[Work instruction]
Output the listing word for word, minus images.
--- Entries shown ---
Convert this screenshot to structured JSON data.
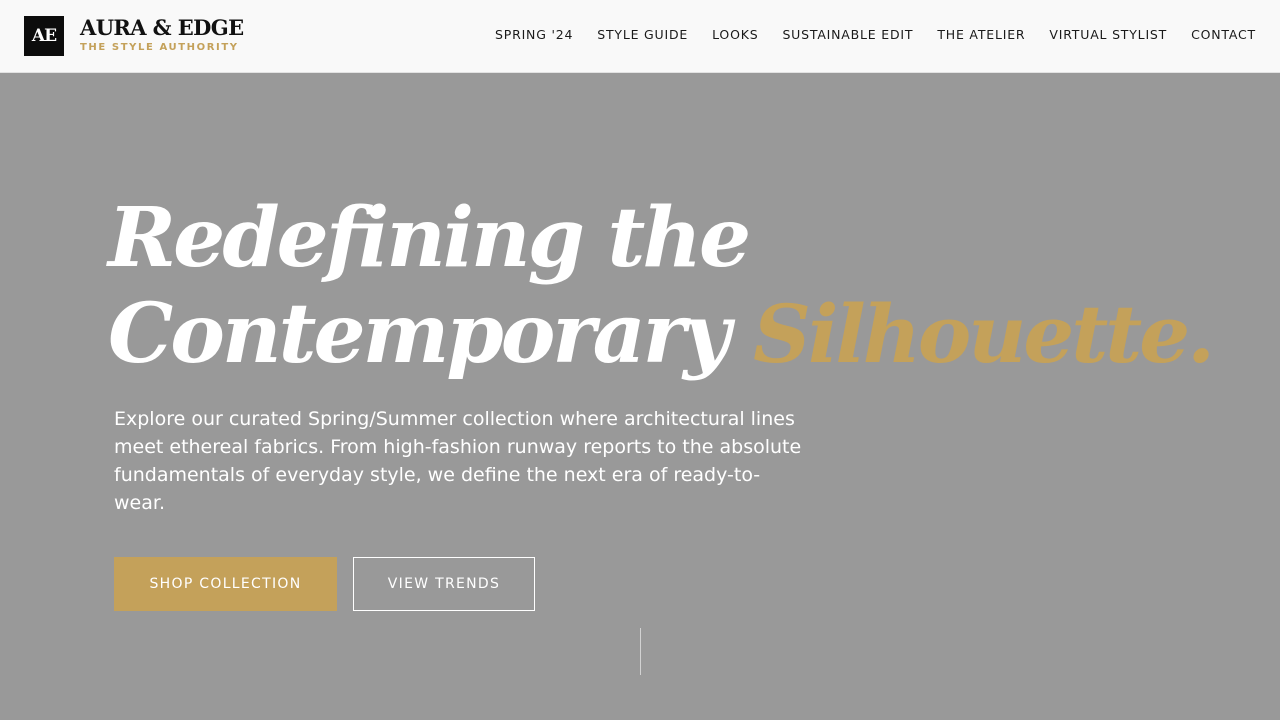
{
  "brand": {
    "monogram": "AE",
    "name": "AURA & EDGE",
    "tagline": "THE STYLE AUTHORITY"
  },
  "nav": {
    "items": [
      {
        "label": "SPRING '24"
      },
      {
        "label": "STYLE GUIDE"
      },
      {
        "label": "LOOKS"
      },
      {
        "label": "SUSTAINABLE EDIT"
      },
      {
        "label": "THE ATELIER"
      },
      {
        "label": "VIRTUAL STYLIST"
      },
      {
        "label": "CONTACT"
      }
    ]
  },
  "hero": {
    "title_line1": "Redefining the",
    "title_line2": "Contemporary",
    "title_accent": "Silhouette.",
    "description": "Explore our curated Spring/Summer collection where architectural lines meet ethereal fabrics. From high-fashion runway reports to the absolute fundamentals of everyday style, we define the next era of ready-to-wear.",
    "primary_cta": "SHOP COLLECTION",
    "secondary_cta": "VIEW TRENDS"
  },
  "colors": {
    "accent_gold": "#c4a15a",
    "hero_background": "#999999",
    "header_background": "#f9f9f9",
    "logo_background": "#0c0c0c"
  }
}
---
[Task answer]
Convert this screenshot to structured JSON data.
{
  "brand": {
    "monogram": "AE",
    "name": "AURA & EDGE",
    "tagline": "THE STYLE AUTHORITY"
  },
  "nav": {
    "items": [
      {
        "label": "SPRING '24"
      },
      {
        "label": "STYLE GUIDE"
      },
      {
        "label": "LOOKS"
      },
      {
        "label": "SUSTAINABLE EDIT"
      },
      {
        "label": "THE ATELIER"
      },
      {
        "label": "VIRTUAL STYLIST"
      },
      {
        "label": "CONTACT"
      }
    ]
  },
  "hero": {
    "title_line1": "Redefining the",
    "title_line2": "Contemporary",
    "title_accent": "Silhouette.",
    "description": "Explore our curated Spring/Summer collection where architectural lines meet ethereal fabrics. From high-fashion runway reports to the absolute fundamentals of everyday style, we define the next era of ready-to-wear.",
    "primary_cta": "SHOP COLLECTION",
    "secondary_cta": "VIEW TRENDS"
  },
  "colors": {
    "accent_gold": "#c4a15a",
    "hero_background": "#999999",
    "header_background": "#f9f9f9",
    "logo_background": "#0c0c0c"
  }
}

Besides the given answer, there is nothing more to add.